North Central College won top national awards at the 2018 Student Affairs Administrators in Higher Education (NASPA) conference held March 3-7 in Philadelphia. More than 7,000 student affairs professionals are gathered there from around the world.
North Central’s Cardinal First—a program for first-generation college students—received the elite Grand Silver Excellence Award and a Gold Excellence Award in a category focused on enrollment management, orientation and support. Gold winners from a variety of categories were further judged for the designations of Grand Gold, Grand Silver and Grand Bronze. The awards were presented at a March 6 luncheon. Nominations are made through a regional selection process before being submitted for national consideration.
“It makes me proud to work at an institution that values and prioritizes its student successes. The journey to a college degree is a road not travelled alone, and it is my privilege to walk alongside our first-generation students throughout their North Central College experience,” said Julie Carballo, director of the College’s First Generation Programs and coordinator for veteran and military student services.
“I’m hopeful that the recognition of Cardinal First will encourage and inspire other institutions to develop similar programs for their first-generation students,” said Carballo.
Cardinal First is designed to mentor and support students whose parents do not have four-year degrees from a college or university.
More than 400 students participate in Cardinal First. The program engages first-generation students from their first day on campus through graduation with a culminating event—the Cardinal First Graduation Recognition and Pinning Ceremony. There are distinct programs for first-years, sophomores, juniors and seniors, along with a program for new first-generation transfer students. Each program has a built-in network of first-generation peers, ambassadors, faculty and staff who offer mentoring and support. Cardinal First Ambassadors are upper-class students who volunteer to be mentors.
“An important part of the program is the ongoing involvement of North Central’s first-generation faculty and staff and the leadership provided by the program’s Ambassadors, making the awards a shared accomplishment,” said Carballo. “They all choose to volunteer and are instrumental to the success of Cardinal First.”
“Cardinal First gave me a support group I didn't know I needed,” says Andrianna Martinez, Class of 2019. “It’s something that keeps me engaged, reminds me why I'm at college and that I am not alone.”
First-year students participate in Cardinal First Fridays—monthly interactive workshops that cover topics like time management, registration and building a winning résumé.

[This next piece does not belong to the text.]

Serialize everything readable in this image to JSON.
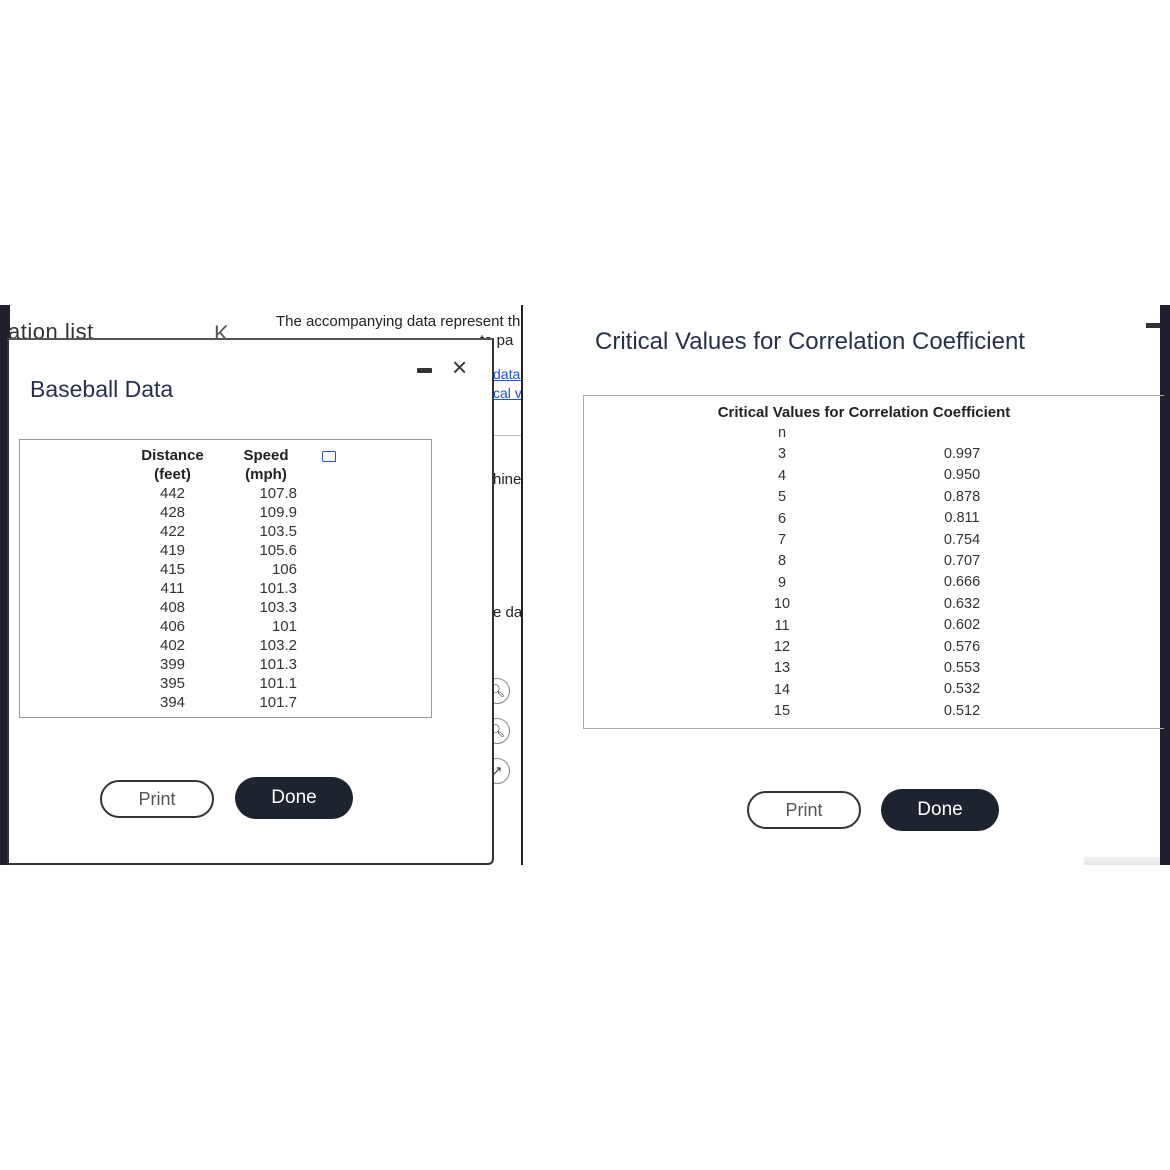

“The programming is intended to build community among our first-generation students, faculty and staff from their first day of college to their last,” said Carballo. “It connects them with resources, experiences, opportunities and network to help them thrive during their North Central experience and beyond.”
In addition to the first-year programming, students attend Sophomore Suppers as well as Penultimate and Homestretch lunch workshops, offering students a chance for networking and professional development up until graduation.
Since the program launched in fall 2015, 95 percent of Cardinal First participants return for their second year at the College.
Cardinal First participants also have the opportunity to apply for a renewable $500 scholarship.
“Since implementing the scholarship, involvement in the program has steadily increased with more than 100 first-year students attending Cardinal First Fridays,” said Carballo. “In addition, more than 100 sophomores have engaged with the Sophomore Suppers.”
The program ends with a pinning ceremony the day before commencement. Students choose a faculty member that was influential to their experience at the College to present them a pin.
“I really wish we had a program like this when I was an undergraduate,” said Stephen Maynard Caliendo, dean of North Central’s College of Arts and Sciences, and active faculty mentor for Cardinal First students.
For Paul Brandt, professor of chemistry, “One of the reasons I am teaching at a small institution such as North Central is that it gives me the opportunity to interact with students to a much greater extent than at a large institution. Cardinal First has student members that are probably not familiar with the way college 'works,’ much as I was not. I’m eager to help out students with any questions they have.”